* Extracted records
--------------------------------

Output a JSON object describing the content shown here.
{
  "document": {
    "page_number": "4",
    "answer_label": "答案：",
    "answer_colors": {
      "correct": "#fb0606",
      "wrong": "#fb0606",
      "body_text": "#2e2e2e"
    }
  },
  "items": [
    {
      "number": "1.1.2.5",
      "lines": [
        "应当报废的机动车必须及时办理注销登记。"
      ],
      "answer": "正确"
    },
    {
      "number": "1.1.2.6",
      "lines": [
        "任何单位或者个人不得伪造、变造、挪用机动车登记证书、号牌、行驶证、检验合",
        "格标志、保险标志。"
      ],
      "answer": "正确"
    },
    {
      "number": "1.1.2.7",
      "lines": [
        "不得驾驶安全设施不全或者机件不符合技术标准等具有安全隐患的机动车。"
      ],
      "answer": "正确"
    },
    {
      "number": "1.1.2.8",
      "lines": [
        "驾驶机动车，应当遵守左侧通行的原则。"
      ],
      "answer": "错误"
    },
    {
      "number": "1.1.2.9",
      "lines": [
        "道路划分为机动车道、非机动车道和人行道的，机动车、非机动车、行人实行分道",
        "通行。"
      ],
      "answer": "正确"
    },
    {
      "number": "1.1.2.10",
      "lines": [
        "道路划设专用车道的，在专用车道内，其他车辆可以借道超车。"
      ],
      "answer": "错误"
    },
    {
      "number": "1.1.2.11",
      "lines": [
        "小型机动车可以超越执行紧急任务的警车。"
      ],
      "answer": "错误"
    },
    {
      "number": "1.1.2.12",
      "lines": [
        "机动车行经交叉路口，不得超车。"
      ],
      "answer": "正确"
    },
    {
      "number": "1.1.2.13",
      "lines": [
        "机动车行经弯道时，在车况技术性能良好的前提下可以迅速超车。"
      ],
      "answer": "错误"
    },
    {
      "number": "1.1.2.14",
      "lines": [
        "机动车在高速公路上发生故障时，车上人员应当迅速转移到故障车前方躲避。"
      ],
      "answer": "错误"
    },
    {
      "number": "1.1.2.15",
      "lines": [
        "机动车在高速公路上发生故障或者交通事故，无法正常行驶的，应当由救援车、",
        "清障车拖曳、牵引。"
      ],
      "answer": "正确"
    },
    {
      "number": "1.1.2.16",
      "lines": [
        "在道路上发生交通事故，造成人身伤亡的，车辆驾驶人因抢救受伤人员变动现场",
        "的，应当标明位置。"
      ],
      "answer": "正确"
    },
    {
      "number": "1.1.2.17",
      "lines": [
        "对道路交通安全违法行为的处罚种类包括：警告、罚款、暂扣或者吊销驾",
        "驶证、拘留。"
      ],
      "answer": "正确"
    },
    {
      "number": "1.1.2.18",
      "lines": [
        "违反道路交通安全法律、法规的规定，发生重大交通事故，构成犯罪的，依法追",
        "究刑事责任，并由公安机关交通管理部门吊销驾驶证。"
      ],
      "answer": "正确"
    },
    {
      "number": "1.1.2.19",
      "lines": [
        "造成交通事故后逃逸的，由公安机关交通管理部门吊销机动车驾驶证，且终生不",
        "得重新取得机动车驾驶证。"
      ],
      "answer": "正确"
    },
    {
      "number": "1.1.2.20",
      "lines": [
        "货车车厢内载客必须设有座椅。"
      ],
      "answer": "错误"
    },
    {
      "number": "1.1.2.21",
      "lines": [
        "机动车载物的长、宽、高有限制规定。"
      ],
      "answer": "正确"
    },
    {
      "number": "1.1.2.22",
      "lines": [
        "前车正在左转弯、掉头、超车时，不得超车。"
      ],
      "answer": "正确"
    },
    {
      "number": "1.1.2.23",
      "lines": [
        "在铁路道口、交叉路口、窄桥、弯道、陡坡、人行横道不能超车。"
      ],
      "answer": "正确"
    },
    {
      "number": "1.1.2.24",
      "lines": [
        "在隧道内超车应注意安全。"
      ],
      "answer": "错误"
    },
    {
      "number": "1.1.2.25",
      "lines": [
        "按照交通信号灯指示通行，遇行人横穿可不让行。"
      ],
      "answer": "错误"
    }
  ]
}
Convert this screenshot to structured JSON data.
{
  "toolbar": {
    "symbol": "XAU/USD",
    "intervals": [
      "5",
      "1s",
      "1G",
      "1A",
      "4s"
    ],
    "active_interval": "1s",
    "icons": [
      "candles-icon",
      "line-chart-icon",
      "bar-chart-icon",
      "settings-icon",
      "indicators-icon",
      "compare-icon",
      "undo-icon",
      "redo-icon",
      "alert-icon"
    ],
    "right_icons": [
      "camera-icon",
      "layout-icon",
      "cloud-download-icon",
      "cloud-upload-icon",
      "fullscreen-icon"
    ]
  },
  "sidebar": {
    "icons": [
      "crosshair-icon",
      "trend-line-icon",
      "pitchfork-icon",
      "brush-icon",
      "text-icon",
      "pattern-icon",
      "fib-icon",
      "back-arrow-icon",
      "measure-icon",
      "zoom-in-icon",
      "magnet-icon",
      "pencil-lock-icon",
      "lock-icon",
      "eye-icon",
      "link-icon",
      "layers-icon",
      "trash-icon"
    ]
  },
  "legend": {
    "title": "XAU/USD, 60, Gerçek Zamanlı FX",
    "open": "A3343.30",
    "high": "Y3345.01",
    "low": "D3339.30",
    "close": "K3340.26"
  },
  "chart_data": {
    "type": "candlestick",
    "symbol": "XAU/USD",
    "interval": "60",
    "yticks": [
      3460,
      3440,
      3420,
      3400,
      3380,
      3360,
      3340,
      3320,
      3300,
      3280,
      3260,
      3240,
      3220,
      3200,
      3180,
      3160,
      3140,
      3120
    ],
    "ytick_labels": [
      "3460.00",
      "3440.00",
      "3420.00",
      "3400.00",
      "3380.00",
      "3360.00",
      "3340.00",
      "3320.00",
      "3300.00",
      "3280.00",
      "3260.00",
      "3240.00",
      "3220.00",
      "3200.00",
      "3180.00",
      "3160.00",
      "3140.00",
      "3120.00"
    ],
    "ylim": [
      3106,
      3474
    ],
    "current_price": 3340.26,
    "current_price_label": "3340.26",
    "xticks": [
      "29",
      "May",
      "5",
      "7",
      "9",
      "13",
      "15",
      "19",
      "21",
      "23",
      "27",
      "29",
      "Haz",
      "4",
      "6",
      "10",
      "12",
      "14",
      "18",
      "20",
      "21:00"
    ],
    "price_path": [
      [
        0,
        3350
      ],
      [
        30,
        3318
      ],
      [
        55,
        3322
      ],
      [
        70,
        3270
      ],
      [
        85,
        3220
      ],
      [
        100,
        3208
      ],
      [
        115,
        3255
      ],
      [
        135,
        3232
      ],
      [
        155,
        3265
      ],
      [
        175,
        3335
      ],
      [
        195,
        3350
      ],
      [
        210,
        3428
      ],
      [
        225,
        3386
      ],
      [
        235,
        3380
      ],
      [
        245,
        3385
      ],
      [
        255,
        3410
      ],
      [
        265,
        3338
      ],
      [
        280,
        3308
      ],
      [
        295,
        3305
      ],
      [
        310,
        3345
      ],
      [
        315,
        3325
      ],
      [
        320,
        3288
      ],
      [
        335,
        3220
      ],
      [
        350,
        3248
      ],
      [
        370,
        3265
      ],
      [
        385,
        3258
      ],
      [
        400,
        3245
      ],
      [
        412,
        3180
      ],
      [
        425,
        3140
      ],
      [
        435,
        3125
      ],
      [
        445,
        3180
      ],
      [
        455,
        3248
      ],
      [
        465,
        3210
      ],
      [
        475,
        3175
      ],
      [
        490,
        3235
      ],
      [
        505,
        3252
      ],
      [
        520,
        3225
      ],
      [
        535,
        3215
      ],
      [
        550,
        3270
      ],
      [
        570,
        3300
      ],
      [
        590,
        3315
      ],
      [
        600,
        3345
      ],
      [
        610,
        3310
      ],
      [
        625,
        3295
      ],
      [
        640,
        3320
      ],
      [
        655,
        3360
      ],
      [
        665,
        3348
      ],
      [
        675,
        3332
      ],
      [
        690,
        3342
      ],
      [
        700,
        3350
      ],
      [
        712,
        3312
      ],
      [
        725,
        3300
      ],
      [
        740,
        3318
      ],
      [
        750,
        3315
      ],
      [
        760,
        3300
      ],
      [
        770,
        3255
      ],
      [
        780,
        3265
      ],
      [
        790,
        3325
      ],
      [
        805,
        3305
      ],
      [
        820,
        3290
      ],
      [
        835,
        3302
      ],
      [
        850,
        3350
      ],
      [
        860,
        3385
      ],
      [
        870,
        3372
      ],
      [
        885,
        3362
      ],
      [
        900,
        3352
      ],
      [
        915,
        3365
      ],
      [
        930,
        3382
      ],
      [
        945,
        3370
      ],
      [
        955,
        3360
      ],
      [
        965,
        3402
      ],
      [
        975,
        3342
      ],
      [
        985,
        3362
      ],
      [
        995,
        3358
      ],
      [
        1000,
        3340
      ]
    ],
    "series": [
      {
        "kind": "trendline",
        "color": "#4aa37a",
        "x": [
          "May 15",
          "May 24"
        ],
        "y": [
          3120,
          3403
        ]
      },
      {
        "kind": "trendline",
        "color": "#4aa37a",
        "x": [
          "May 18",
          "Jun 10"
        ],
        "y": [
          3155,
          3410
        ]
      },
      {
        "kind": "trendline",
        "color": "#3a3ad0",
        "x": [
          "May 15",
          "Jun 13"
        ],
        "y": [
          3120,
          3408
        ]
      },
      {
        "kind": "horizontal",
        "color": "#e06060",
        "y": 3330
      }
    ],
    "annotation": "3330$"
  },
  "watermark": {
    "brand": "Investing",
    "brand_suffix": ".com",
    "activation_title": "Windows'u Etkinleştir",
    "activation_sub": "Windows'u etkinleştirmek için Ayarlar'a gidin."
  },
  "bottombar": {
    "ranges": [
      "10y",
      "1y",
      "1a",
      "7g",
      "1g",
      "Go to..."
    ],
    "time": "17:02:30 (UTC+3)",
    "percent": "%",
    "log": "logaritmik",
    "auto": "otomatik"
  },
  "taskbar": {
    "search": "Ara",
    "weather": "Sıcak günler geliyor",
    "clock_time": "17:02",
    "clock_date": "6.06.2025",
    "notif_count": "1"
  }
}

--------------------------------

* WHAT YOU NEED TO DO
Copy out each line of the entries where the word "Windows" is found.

* ANSWER TO THIS PROBLEM
    "activation_title": "Windows'u Etkinleştir",
    "activation_sub": "Windows'u etkinleştirmek için Ayarlar'a gidin."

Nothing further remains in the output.